Raising money, even in the best of funding environments and with the hottest idea, is time-consuming and challenging. The terminology used in term sheets--"pre-money," "priced round," Series A," "participating Preferred"--can be like a foreign language. And you're supposed to successfully learn and handle this process all while you're growing and running your company!?
The following tips should prove helpful in navigating the equity financing arena, particularly in your first angel or venture capital round.
There is no one size fits all.What makes a term sheet good or bad depends on a number of factors, including the stage of the company, the nature of the existing and new investors, the credentials of the management team, the "hot" fundable ideas du jour, the amount and terms of funds you've raised to date and the investment environment.
Raise enough money to take you to the next valuation inflection point. Fundraising is tremendously time consuming and you will almost always need more money than you think to get to the next stage. How much funding do you need to achieve one or more milestones that will truly make your company more valuable in the next round of financing?
Evaluate the proposed valuation in the context of the entire term sheet and the quality of the investor.The highest valuation may not be the best overall deal. And a high valuation can lead to unhappy investors if the next financing is at a lower valuation. Also, if you have the luxury of choosing among lead investors, consider who will make the best partner to work with going forward--who shares your vision, really understands the space, and shows enthusiasm and trust.

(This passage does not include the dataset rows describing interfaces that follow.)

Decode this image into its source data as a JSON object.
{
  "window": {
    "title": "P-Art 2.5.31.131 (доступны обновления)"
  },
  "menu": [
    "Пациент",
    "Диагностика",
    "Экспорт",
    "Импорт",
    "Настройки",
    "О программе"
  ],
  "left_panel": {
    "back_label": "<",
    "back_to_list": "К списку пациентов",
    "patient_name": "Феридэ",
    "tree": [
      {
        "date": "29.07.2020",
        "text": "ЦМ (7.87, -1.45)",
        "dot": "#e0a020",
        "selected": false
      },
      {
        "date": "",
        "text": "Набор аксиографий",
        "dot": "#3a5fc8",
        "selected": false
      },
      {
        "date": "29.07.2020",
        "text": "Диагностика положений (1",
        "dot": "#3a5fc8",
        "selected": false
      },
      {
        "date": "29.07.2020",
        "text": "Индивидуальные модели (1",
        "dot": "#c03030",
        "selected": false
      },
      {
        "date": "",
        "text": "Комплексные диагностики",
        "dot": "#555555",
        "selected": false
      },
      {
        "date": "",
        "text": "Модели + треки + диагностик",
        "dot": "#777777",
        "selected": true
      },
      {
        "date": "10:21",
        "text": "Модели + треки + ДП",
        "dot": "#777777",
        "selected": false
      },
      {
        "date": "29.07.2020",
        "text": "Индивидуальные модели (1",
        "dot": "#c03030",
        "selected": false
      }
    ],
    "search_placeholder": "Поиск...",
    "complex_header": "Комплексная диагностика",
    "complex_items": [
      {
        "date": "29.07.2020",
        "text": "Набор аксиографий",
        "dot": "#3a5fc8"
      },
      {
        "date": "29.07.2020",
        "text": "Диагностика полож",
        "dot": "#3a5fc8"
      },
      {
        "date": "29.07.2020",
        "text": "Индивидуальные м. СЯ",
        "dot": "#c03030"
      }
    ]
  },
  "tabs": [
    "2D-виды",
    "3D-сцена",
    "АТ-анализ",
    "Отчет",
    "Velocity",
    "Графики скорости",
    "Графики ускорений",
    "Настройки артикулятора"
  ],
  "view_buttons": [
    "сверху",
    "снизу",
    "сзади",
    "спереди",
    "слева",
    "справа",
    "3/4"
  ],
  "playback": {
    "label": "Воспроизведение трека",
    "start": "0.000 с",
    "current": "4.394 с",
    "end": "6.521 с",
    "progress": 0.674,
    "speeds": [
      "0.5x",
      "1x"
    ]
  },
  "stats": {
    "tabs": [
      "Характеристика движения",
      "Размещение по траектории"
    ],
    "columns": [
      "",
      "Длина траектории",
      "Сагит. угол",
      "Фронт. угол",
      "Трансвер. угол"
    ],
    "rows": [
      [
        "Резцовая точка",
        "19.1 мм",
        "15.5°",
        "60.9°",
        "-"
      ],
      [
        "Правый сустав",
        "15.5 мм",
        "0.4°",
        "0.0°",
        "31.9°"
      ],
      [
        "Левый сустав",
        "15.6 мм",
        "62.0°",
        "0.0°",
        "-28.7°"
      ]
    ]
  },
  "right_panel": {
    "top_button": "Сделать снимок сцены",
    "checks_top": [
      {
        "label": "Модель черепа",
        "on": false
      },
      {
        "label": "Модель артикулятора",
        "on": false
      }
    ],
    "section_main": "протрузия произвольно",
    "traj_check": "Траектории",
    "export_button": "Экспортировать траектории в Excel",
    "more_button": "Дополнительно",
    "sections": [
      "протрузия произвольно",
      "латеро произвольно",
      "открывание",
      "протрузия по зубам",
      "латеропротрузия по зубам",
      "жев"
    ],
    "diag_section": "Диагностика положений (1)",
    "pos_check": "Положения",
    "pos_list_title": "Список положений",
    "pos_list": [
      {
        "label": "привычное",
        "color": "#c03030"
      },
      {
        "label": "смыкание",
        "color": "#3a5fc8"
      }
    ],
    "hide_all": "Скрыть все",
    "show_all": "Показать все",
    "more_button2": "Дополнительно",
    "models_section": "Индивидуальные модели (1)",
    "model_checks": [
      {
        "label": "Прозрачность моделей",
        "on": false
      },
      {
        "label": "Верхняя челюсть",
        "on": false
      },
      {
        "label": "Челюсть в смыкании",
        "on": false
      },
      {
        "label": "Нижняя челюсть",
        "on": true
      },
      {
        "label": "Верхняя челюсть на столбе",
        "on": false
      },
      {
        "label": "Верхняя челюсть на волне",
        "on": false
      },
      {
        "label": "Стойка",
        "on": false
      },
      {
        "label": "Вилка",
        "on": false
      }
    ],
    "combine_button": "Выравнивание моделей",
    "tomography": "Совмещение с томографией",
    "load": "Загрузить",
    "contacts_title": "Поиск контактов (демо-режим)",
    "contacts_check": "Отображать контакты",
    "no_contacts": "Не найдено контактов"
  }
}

Build your own pro forma cap table showing post-deal equity ownership. Include the cap table in the term sheet. This will help you understand the impact of the proposed economic terms on management and existing investors, and will reduce the chance of a misunderstanding between the company and the investors regarding how the proposed terms actually work. The cap table should include an equity pool reserved for employees and other service providers that is adequate to attract the necessary talent to take the company to the next level (typically 10-20% of total shares).
The principal factor affecting "real" valuation is the liquidation preference. Is the preferred stock participating or non-participating? Is the participation capped? Prepare a model of how the proceeds of a sale of the company would be split among the equity holders at different sale prices.
Control of the company is driven by the terms of the investment documents, not just the percentage ownership. Investors will have veto rights over later financings, the sale of the company and certain other actions, no matter what percentage they own. Also, the agreements will address investor representation on the Board of Directors and typically dictate the "slots" for the entire Board and Board committees. Try to build a balanced Board of Directors, including industry experts who are neither management nor investors.
Do your own diligence on the investors while they do theirs on you and the company. What is their industry knowledge and network, their "dry powder" for later rounds, how have they conducted themselves with other portfolio companies?
Pick your issues.Don't negotiate every term. Make sure you understand what each proposed term means, whether it is "standard" and what the alternatives are.
Understand the role of the CEO/founder in the term sheet negotiation. As CEO, you are negotiating on behalf of the company (your stockholders/members), not on behalf of yourself. You can-- and should--make sure you are adequately incentivized, but that is a separate and parallel negotiation. Note that employment agreements are rare in early stage companies.
Engage an experienced lawyer to assist the company in the transaction. Your "friend" or "personal lawyer" may be the closest to you and the least expensive on an hourly basis, but having a lawyer who has handled numerous venture transactions and represented numerous emerging companies will, in the end, make the transaction go much more smoothly and at a lower overall cost.
The important thing to remember is that valuation alone may not be the most important measure of the best term sheet. If you follow these tips, you will be a few steps closer to closing a successful financing.
This post and others like it can be found in the Springboard-curated book Been There, Run That, edited by our Chairperson Kay Koplovitz.
Ellen Corenswet has over 35 years of experience representing emerging companies and investors in the technology, media, life sciences, retail and financial services industries. She is the Co-Chair of Covington's Venture Capital/Emerging Company Practice Group and resides in the New York office. Ellen is passionate about working with the founders and management teams in early stage companies. She takes a hands-on, pragmatic, business-focused approach to advising these companies. She typically acts as outside corporate general counsel to her company clients-providing day-to-day strategic advice as well as representing her clients in financings and commercial transactions. Ellen has helped companies prepare for IPOs and acquisitions. Ellen is on the Board of National Advisors of Springboard Enterprises, Inc. and has been a long-time advisor to Springboard companies in the tech, media and life sciences sectors. Ellen is on the Board of Directors of New York BIO.